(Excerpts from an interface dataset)
━━━

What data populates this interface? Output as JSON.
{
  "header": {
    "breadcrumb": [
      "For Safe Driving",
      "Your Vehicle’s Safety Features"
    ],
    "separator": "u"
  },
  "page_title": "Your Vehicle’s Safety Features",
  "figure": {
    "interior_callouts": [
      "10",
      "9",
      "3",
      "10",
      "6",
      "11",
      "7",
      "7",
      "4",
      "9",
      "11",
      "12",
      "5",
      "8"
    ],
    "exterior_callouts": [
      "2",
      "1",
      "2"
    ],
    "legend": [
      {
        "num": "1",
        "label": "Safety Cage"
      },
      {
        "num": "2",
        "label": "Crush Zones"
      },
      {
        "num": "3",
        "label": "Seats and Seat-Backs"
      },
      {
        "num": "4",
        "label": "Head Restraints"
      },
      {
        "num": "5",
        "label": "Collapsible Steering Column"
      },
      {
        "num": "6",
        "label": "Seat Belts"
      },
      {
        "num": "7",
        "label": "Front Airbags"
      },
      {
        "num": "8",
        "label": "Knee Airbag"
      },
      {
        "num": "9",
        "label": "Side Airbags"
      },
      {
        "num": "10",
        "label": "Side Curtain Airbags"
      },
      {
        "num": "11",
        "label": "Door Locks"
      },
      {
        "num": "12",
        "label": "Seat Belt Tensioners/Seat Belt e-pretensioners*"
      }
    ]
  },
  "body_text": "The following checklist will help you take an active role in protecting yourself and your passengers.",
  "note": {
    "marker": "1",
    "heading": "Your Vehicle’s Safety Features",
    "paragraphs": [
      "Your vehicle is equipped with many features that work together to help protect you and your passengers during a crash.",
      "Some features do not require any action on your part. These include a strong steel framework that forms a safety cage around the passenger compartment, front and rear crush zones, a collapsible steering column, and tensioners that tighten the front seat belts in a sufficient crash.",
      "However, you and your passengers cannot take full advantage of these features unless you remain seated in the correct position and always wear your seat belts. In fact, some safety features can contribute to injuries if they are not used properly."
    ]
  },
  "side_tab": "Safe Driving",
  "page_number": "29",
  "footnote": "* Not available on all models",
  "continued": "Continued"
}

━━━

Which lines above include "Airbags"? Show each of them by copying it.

        "label": "Front Airbags"
        "label": "Side Airbags"
        "label": "Side Curtain Airbags"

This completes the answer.